*EXERCISE*:
Give the number of lines below that contain the word "alibaba", and nothing else.

*SUPPLIED RECORDS*:

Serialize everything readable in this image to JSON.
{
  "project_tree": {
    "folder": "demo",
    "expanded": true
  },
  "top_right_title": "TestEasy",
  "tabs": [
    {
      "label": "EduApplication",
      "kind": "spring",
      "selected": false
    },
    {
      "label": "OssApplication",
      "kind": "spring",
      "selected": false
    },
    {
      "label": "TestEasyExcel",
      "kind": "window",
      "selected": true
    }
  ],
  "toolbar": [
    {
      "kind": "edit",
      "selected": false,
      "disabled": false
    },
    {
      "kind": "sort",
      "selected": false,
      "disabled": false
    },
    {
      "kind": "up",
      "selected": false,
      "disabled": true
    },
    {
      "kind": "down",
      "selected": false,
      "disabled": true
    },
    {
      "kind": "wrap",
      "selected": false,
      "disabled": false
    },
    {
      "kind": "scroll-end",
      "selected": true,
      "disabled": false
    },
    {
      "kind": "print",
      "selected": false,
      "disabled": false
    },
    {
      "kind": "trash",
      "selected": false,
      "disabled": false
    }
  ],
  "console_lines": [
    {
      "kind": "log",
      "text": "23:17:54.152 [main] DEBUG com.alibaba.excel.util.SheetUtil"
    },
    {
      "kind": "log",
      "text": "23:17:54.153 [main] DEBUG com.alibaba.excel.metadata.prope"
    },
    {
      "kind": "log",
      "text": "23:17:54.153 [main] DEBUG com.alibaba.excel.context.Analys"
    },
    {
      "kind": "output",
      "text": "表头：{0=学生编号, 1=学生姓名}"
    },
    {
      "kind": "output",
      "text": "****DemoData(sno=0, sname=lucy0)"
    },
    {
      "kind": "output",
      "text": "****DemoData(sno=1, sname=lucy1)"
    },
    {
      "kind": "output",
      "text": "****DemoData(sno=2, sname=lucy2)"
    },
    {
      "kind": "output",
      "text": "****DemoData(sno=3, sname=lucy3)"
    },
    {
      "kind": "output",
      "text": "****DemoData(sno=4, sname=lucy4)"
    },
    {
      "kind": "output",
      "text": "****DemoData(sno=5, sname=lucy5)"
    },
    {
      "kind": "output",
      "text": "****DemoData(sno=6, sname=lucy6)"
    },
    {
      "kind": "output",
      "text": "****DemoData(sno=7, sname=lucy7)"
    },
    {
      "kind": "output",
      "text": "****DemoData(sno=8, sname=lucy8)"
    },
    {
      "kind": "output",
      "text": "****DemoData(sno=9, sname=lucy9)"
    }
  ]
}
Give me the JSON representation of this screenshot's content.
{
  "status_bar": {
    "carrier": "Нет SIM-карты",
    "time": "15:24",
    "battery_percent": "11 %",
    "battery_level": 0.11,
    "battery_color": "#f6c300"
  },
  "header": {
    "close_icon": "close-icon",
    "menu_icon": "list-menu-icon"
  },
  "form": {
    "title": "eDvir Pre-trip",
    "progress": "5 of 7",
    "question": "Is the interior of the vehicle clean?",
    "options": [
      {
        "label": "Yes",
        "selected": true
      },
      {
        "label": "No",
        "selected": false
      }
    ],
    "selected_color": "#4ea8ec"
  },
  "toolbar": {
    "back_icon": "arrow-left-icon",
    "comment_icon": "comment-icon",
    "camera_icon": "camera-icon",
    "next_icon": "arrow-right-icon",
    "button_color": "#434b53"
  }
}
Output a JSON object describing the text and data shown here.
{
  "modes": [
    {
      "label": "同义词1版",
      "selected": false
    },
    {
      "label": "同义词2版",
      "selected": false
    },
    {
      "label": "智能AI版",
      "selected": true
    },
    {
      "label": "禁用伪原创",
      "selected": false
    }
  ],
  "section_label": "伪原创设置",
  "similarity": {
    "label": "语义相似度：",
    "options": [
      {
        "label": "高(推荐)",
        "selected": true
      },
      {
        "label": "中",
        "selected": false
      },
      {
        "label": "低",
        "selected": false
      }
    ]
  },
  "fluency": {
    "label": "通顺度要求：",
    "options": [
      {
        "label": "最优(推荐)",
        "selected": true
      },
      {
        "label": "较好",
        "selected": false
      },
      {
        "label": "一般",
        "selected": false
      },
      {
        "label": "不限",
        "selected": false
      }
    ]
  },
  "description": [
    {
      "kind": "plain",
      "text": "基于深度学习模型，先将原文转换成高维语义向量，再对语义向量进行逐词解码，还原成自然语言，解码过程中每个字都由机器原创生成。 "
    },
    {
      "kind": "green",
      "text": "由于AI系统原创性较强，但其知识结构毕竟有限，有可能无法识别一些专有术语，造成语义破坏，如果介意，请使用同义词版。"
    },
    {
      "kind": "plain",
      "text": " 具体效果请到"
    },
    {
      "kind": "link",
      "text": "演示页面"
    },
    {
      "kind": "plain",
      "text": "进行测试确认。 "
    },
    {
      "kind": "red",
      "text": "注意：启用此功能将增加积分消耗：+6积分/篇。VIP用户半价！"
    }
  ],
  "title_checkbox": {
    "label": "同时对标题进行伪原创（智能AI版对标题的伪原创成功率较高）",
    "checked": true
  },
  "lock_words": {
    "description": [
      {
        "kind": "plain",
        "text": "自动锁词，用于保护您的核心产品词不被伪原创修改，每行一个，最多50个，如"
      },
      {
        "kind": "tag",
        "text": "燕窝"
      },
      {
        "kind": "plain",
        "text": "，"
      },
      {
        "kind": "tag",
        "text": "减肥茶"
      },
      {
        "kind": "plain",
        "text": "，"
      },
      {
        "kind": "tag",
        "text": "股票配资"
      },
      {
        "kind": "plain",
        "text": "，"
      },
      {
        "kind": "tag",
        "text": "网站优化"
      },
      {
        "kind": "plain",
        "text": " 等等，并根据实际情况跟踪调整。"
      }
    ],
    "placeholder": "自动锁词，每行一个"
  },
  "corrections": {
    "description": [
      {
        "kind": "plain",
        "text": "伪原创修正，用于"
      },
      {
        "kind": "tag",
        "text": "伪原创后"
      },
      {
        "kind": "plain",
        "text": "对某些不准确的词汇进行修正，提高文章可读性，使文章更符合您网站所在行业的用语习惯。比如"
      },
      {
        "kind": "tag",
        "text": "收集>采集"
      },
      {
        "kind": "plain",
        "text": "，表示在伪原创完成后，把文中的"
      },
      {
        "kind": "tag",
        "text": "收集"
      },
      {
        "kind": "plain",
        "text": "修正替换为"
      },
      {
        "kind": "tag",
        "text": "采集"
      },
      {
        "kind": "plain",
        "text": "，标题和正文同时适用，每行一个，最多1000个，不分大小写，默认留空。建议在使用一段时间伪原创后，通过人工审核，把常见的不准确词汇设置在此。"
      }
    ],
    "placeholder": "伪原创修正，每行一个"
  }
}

*EXPECTED OUTPUT*:
3